Now, 3D printed guns will eventually become a viable production method, but only after many years of people risking their lives testing obviously unsafe weapons, and even then hobby gun makers are going to be at the mercy of how fastidiously they maintain their printers. Because one quality all 3D printers share is that maintenance and repair issues often impair part quality without impairing build ability--meaning that before your machine actually breaks to the point of inoperation, you're very likely to produce a part that is just close enough to spec to get you into trouble. The shrapnel kind of trouble, that is.
What my In-laws Think I Do
Here I'm using in-laws as shorthand for anybody outside the Rapid Prototyping field. I can't speak for all other 3D printing specialist out there, but I find that once I explain the technology and its innovations to someone, I can't really stress that the job is taxing in anyway. It doesn't matter that being a full-time rapid prototyping specialist requires cross-discipline finesse involving simple mechanics, engineering, 3D design, physical modeling skills, and working in conditions that vary from physically irritating to hazardous to one's health. The second I bemoan being exhausted from work I get treated like George Jetson wailing about how sore his button-pushing finger is after a long six-hour day of work.
What Designers Think I Do
In my discipline amongst 3D printers, I have to coordinate with designers as I help realize their computer-aided designs in a physical prototype.

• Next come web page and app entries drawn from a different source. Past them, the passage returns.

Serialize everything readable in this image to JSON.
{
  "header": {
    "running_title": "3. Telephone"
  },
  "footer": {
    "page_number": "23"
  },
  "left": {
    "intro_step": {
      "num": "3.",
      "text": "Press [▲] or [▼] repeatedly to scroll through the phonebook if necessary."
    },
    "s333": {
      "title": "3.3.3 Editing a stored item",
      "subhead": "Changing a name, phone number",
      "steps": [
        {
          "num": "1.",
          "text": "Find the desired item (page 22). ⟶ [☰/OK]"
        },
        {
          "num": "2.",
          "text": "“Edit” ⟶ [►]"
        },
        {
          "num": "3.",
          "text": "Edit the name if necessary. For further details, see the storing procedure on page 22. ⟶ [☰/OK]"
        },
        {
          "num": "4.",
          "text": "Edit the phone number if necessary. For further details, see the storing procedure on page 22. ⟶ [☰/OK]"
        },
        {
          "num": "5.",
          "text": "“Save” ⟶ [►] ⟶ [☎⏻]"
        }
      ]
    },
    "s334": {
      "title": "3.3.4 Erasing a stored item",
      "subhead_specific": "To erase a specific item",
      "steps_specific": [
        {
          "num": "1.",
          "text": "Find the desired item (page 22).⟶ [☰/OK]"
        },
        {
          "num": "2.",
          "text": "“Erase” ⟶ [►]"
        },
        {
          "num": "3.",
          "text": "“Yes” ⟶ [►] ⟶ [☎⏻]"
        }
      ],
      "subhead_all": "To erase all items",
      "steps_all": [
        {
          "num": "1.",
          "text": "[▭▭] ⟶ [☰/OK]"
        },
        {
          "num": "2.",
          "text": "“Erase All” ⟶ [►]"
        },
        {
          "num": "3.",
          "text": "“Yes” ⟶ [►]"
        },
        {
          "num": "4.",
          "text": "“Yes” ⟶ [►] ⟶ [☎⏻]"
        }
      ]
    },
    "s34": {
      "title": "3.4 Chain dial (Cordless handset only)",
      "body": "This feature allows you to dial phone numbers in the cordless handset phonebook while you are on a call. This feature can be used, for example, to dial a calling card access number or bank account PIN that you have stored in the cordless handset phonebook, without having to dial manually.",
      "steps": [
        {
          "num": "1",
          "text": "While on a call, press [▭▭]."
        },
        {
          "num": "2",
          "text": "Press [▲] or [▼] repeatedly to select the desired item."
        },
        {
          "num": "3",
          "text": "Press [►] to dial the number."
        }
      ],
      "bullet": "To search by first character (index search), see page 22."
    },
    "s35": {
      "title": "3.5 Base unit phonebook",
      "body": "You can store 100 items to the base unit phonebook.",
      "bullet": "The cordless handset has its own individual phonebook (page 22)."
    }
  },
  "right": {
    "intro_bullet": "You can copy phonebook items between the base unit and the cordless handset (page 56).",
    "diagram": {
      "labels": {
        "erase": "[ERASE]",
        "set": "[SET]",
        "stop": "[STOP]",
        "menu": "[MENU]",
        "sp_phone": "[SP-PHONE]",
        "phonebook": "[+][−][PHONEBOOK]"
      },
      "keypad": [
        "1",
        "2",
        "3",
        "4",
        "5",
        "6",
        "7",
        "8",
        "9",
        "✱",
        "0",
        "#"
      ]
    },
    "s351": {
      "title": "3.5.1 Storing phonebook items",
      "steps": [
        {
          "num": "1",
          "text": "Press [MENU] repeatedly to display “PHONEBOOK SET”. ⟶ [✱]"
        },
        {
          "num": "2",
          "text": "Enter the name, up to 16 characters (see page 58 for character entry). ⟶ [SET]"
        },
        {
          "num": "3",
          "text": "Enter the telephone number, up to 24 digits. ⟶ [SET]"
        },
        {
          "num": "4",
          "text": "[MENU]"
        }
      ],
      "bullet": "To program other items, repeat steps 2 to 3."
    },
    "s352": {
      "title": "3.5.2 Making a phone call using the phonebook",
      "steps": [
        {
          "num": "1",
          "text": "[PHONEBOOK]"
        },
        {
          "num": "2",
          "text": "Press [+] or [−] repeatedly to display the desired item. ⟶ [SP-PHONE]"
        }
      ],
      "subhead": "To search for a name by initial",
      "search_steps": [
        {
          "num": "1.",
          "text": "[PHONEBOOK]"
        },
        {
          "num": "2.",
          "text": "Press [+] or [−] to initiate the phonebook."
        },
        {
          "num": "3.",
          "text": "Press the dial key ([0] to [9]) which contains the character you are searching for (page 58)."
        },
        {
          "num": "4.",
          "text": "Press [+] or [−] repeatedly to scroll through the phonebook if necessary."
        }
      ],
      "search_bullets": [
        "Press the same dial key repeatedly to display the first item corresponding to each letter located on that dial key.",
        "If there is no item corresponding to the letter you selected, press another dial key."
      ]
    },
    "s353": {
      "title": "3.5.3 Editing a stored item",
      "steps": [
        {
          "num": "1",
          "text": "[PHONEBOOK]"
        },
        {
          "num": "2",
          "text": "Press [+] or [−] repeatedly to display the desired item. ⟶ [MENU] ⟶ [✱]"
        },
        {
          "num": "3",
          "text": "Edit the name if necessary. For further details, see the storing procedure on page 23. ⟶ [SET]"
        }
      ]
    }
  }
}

Some designers are better at keeping their work printable than others, but almost everyone on the front-end of my workflow seems to think that once they send me their data--no matter how bad and in need of tweaking--I just hit a button, sit back, and have Miller time until my easy-bake prototype machine poops out their part a couple of hours later.
What I Feel Like I Do
As I mentioned above, I work with designers, and they have their own timelines and objectives based on what's being evaluated and when. But once the requests filter down to me my timeline and my objective is always the same: as fast as possible and as good as possible. Though oftentimes it's needed faster or better than possible, so I need to make accommodations for that, too. The quality of the data and parameters for the models I build, however, vary terribly from clean and specific to vague and fragmented. So on any given day, my machine-battling rage undulates between frustration at fixing other people's work to trying to pound a square peg into a digital hole.
What I Actually Do
3D printing is a fantastic and sophisticated technology. It involves layers of technical rigor, procedural endurance working with 3D software, and artistic competence. I can spend one day mostly seated at my desk doing data and standing at my worktable polishing finished models, or on another day I'll trek back and forth across my work's entire campus several times, lift 40-pound kegs of printing material, and push and pull my way behind 200-pound machines to examine them for cleaning and repairs. It's a technical job that requires a good back, delicate hands, and an artist's eyes.
Fortunately, I have an extra of each in my desk at work.
"3D printers are basically advanced cookie-cutters for making physical objects, with limitations comparable to that comparison."